A Somali radio station has resumed broadcasting after it was closed down by Islamist leaders for playing local love songs.
Gunmen loyal to Islamic courts took control of Mogadishu in June
However, Radio Jowhar is no longer playing any music, even jingles.
The Union of Islamic Courts, which controls much of the south, is split between hardliners, who want Taleban-style rule, and moderates.
Some cinemas in Mogadishu have also been closed for showing foreign films but others are allowed to operate.
The BBC's Hassan Barise in the capital, Mogadishu, says Radio Jowhar did not get many adverts and so was dependent on the goodwill of the local administration to continue operating.
The warlord who controlled Jowhar before being chased out by the UIC in June used to provide free electricity and premises.
"It is useless to air music and love songs for the people," said Jowhar Islamic official Sheik Mohamed Mohamoud Abdirahman.

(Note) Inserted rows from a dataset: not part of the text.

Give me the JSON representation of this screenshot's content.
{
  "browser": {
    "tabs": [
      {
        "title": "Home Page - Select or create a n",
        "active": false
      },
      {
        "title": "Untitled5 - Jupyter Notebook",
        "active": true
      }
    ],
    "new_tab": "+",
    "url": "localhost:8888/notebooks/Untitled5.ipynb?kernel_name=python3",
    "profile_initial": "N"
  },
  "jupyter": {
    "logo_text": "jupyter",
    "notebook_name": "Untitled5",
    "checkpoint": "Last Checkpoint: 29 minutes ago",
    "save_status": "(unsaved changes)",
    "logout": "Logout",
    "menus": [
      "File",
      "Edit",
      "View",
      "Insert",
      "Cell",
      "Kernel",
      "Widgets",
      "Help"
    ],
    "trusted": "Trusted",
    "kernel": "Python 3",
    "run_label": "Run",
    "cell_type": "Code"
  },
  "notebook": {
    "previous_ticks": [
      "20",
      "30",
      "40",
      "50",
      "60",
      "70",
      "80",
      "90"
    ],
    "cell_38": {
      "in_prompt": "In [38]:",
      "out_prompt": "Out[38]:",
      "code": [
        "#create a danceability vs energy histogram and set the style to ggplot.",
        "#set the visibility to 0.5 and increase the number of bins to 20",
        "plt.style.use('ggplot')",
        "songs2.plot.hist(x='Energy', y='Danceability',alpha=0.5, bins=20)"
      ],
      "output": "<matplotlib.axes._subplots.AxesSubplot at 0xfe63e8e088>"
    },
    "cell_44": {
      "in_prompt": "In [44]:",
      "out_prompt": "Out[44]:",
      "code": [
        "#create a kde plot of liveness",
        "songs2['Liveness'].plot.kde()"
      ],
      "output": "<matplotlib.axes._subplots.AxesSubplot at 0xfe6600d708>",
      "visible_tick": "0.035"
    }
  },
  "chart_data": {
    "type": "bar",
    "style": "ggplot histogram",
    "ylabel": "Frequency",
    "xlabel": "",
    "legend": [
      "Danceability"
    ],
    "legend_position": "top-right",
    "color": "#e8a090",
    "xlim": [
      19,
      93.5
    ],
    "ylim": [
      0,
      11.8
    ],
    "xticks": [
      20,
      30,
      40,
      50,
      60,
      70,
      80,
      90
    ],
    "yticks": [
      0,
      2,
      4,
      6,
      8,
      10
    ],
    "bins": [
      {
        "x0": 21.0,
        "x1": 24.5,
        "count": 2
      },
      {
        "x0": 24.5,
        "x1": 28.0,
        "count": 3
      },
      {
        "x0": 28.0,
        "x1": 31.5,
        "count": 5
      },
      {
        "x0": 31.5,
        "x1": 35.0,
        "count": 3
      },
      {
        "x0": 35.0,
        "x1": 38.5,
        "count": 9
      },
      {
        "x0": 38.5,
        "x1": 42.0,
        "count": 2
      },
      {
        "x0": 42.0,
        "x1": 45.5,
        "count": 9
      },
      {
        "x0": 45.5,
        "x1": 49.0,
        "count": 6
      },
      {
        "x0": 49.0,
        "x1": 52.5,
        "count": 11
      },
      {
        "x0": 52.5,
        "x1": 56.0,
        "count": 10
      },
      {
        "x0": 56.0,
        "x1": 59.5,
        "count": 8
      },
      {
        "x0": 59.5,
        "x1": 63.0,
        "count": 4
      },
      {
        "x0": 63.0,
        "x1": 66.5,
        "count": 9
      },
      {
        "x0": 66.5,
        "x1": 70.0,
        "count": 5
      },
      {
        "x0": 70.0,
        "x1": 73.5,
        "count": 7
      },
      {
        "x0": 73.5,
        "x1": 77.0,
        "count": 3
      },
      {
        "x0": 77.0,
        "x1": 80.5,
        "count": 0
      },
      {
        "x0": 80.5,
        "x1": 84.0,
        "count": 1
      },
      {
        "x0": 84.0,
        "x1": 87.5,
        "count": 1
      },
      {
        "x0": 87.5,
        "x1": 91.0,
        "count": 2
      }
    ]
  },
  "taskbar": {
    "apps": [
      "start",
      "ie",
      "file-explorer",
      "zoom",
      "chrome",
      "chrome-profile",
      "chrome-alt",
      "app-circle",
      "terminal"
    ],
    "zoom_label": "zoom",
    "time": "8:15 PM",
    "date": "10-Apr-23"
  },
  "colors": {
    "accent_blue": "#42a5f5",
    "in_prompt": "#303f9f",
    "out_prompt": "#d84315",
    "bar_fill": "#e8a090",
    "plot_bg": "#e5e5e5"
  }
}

Some residents were upset by the radio ban.
"This directive is like the Taliban," Ali Musse told the AP news agency.
In Mogadishu people demonstrated against foreign intervention
"It is censorship against independent media and freedom of expression."
But others point out that different Islamic Courts have different ideas about what is acceptable.
In some parts of Mogadishu, cinemas showing Bollywood films or international football have been closed down but these still operate in other areas of the city.
Our correspondent says the capital's radio stations are still broadcasting normally, playing all kinds of music, including western hip-hop and R 'n' B.